Debbie B.
Colorado Springs, CO

Cameras are an excellent suggestion, with an employee staying close by if they suspect a particular couple. We had a shoplifter and ended up putting up signs — “Smile, you’re on camera” — that actually seemed to cut down theft in the store.

Donald D.
Hamilton, MT

Place a camera to watch and record that end cap. Then you would have evidence of who did it, when they did it and how they did it. That would give you evidence of the crime, and the video would be admissible in court. If it is an employee, then you could fire him, and deduct your losses or take him to court and have him ordered to give you the amount of stolen property as well as your court fees. If it is a customer, then you have to weigh in your mind if it is worth losing the income and a future customer. You could also tell the customer that you have video proof of them stealing and that if it happens again you will press charges against them.

Jim C.
Three Locations in Michigan

Add a camera and stop guessing before taking any action. As it stands in this situation, to approach a customer or employee with unsubstantiated accusations is likely much more costly due to lost sales and goodwill, negative social media/reviews and/or the loss of a valuable employee than the losses incurred in this case, which are relatively small.

Advertisement
Cecelia M.
Park Rapids, MN

I’ve found if I moved things around, especially one area of the store that didn’t have security cameras, this would usually take care of the problem. We love our customers, too, and don’t want to assume the problem is with just one customer.

Dawn T.
Vero Beach, FL

Casey should invest in a camera specifically on this end cap so there is proof of the person(s) shoplifting. It is a thin line retailers walk when they feel it is a regular customer shoplifting, so make the extra effort to make them feel important by helping them when they come into the store to shop, thanking them for their loyalty as well as introducing them to other customers, and having an employee stay with them as they continue to shop. If they pace by the end cap, become irritated or even try to insist on shopping by themselves, it is a red flag they may be guilty.

Eric M.
Columbus, NC

A camera pointed directly at the end cap. No notification of a new camera, nothing out of the normal. Just put the camera and wait. Then, forward to the police. We caught a regular customer stealing a $17 bottle of sardine anchovy oil. He denied it, threw a fit and left. I forwarded to the police. He ended up paying over $225 in fees and court costs.

Greg G.
Cody, WY

Move a camera to cover the area. You know it’s getting hit, so cover it. Put security camera sticker on end caps. I did, and it does catch suspicious people’s attention.

Angela P.
Stratford, CT

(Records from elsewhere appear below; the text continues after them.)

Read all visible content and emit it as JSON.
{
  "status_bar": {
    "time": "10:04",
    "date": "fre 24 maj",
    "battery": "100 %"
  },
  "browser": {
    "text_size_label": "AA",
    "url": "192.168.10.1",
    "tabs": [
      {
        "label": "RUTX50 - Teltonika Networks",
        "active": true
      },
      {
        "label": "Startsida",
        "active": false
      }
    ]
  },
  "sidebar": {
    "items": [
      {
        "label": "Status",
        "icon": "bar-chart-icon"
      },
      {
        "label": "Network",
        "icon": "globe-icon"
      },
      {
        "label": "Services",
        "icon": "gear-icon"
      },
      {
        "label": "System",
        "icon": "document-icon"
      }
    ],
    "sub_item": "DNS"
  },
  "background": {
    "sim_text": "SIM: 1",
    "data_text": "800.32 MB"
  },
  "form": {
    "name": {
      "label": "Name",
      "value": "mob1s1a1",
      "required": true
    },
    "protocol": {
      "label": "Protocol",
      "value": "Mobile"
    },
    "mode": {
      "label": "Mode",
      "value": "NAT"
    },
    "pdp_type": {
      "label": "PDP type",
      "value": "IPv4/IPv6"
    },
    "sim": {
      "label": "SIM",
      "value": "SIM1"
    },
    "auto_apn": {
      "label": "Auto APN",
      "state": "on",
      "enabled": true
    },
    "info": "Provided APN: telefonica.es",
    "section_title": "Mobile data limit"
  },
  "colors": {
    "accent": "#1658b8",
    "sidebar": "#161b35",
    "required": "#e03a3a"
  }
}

Luckily, I have not discovered a shoplifting problem at my store. However, I have the same frustration with the camera system that cannot see every angle of the business. It’s frustrating to have set up an expensive system that somehow misses a particular spot that you are trying to see. To me, it sounds like Casey is doing everything right … putting lower-priced items there, being cautious of a suspicious customer and letting her staff know to keep an eye out when this customer comes in. My suggestion is to redo the end cap. Maybe that is where the 50-ound bags of dog food should be located, or freebies should be placed there that might prompt a sale. And, as owners, we are always weighing the pros and cons of keeping/firing customers. I wouldn’t risk losing one without being absolutely certain that shoplifting had taken place.

What’s the Brain Squad?

If you’re the owner or top manager of a U.S. pet business serving the public, you’re invited to join the PETS+ Brain Squad. Take one five-minute quiz a month, and you’ll get a free t-shirt, be featured prominently in this magazine, and make your voice heard on key issues affecting the pet industry. Sign up here.

Nancy E. Hassel is founder and president of American Pet Professionals (APP), an award-winning networking and educational organization dedicated to helping pet entrepreneurs, businesses and animal rescues to grow, work together and unite the pet industry. Contact her at nancy@americanpetprofessionals.com.

Most Popular